• global South;
  • development theory;
  • development;
  • postdevelopment;
  • postcolonialism;
  • empowerment

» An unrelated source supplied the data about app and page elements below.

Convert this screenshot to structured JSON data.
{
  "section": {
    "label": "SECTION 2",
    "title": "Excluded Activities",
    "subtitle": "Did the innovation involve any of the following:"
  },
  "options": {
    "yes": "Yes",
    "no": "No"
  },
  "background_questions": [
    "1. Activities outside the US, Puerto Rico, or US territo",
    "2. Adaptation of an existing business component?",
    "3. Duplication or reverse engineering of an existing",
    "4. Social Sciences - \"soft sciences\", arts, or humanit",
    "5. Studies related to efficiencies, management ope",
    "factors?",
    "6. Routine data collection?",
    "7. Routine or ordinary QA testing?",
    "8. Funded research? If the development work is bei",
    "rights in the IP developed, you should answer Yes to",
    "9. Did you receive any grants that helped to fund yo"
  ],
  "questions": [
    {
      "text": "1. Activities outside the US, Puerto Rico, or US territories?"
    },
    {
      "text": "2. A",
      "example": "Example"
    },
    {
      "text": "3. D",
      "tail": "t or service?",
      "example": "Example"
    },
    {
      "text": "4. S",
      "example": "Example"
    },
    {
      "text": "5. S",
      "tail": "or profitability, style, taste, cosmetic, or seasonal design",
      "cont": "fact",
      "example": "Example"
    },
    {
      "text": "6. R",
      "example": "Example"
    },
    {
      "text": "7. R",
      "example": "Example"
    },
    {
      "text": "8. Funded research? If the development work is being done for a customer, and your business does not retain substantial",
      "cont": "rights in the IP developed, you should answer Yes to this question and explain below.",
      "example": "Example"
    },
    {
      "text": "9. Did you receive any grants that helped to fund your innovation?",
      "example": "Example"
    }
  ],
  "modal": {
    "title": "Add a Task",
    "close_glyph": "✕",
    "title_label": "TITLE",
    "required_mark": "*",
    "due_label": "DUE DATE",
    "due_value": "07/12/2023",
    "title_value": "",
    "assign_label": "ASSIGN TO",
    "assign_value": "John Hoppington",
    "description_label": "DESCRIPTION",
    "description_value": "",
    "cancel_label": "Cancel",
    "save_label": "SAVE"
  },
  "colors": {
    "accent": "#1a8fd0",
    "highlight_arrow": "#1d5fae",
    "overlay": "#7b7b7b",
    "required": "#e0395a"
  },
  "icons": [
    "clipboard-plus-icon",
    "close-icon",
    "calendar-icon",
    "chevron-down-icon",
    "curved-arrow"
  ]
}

The relationship between mainstream development policy (and perhaps also development studies) and postcolonial theorists has often been characterized as a dialogue of the deaf. Rather like in the old ‘debates’ between adherents of modernization and neo-Marxist theories, the protagonists are often thought to be talking at or past one another, rather than with each other. This paper reassesses some firmly held views on both sides of the schism. On the one hand, many official development agencies appear to promote business as usual (often quite literally, as a recent War on Want report attests in the case of the UK's DFID using its aid budget to promote profitable opportunities for British corporations). On the other hand, some postcolonial purists rely on surprisingly modernist, totalizing discursive techniques while claiming post-structural credentials, or baulk at the prospects of practical engagement. Discrepancies between theory, discourse, policy and practice are not the preserve of one side. However, the middle ground is firmer and better trodden than most believe. Considerable progress has been made and the paper assesses examples of productive engagement and concludes with suggestions for carrying forward the challenges.